|International Classification||H01L25/04, H01L27/142, H01L31/052, H01L31/042, H01L31/05|
|Cooperative Classification||H01L31/0475, H01L31/0543, H01L31/0547, H01L31/0504, H01L31/046, Y10S323/906, Y02E10/52, H01L2924/0002|
|European Classification||H01L31/05, H01L31/042, H01L27/142R, H01L31/052B, H01L25/04C4C|
|Feb 1, 2000||AS||Assignment|
|Jun 12, 2000||AS||Assignment|
|Jan 18, 2005||FPAY||Fee payment|
Year of fee payment: 4
|Jun 23, 2008||AS||Assignment|
Owner name: LAWRENCE LIVERMORE NATIONAL SECURITY LLC, CALIFORN
Free format text: ASSIGNMENT OF ASSIGNORS INTEREST;ASSIGNOR:THE REGENTS OF THE UNIVERSITY OF CALIFORNIA;REEL/FRAME:021217/0050
Effective date: 20080623
|Feb 2, 2009||REMI||Maintenance fee reminder mailed|
|Jul 24, 2009||LAPS||Lapse for failure to pay maintenance fees|
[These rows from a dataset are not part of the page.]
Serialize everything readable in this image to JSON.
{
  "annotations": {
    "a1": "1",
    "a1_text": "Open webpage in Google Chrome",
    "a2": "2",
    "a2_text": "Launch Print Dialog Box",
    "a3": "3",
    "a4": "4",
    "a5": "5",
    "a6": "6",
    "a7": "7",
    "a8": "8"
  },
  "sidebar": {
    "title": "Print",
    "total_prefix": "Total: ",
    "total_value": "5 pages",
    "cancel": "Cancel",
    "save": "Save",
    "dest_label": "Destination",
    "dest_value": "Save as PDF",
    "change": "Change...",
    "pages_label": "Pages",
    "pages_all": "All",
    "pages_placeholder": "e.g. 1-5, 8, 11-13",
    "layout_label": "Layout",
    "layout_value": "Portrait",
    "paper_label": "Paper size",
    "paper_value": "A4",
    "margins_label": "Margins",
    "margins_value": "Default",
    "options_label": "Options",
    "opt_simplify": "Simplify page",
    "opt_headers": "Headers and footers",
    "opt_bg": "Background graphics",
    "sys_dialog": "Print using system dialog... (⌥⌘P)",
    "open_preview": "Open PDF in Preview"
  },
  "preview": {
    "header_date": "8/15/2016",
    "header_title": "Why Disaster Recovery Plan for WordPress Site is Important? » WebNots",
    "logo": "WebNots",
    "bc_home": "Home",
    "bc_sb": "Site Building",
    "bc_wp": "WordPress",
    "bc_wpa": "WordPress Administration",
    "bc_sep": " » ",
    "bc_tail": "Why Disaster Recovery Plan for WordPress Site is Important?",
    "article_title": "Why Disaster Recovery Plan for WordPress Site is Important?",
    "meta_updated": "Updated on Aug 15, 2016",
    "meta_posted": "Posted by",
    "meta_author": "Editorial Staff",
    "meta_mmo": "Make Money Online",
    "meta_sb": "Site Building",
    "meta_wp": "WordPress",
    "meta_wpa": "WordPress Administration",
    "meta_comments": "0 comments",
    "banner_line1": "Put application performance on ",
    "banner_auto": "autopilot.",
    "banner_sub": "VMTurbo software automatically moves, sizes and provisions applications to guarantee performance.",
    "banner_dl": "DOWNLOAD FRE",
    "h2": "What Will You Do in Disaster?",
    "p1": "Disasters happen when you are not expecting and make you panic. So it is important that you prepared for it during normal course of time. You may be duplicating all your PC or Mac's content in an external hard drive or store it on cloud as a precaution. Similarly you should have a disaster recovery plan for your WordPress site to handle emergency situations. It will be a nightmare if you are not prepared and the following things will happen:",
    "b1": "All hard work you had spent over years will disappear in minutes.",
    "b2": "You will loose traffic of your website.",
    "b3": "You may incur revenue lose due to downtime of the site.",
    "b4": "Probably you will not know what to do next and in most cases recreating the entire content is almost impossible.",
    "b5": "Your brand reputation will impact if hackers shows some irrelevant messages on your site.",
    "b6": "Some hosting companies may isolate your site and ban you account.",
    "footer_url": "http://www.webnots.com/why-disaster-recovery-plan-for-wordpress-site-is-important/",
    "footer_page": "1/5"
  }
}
|Sep 15, 2009||FP||Expired due to failure to pay maintenance fee|
Effective date: 20090724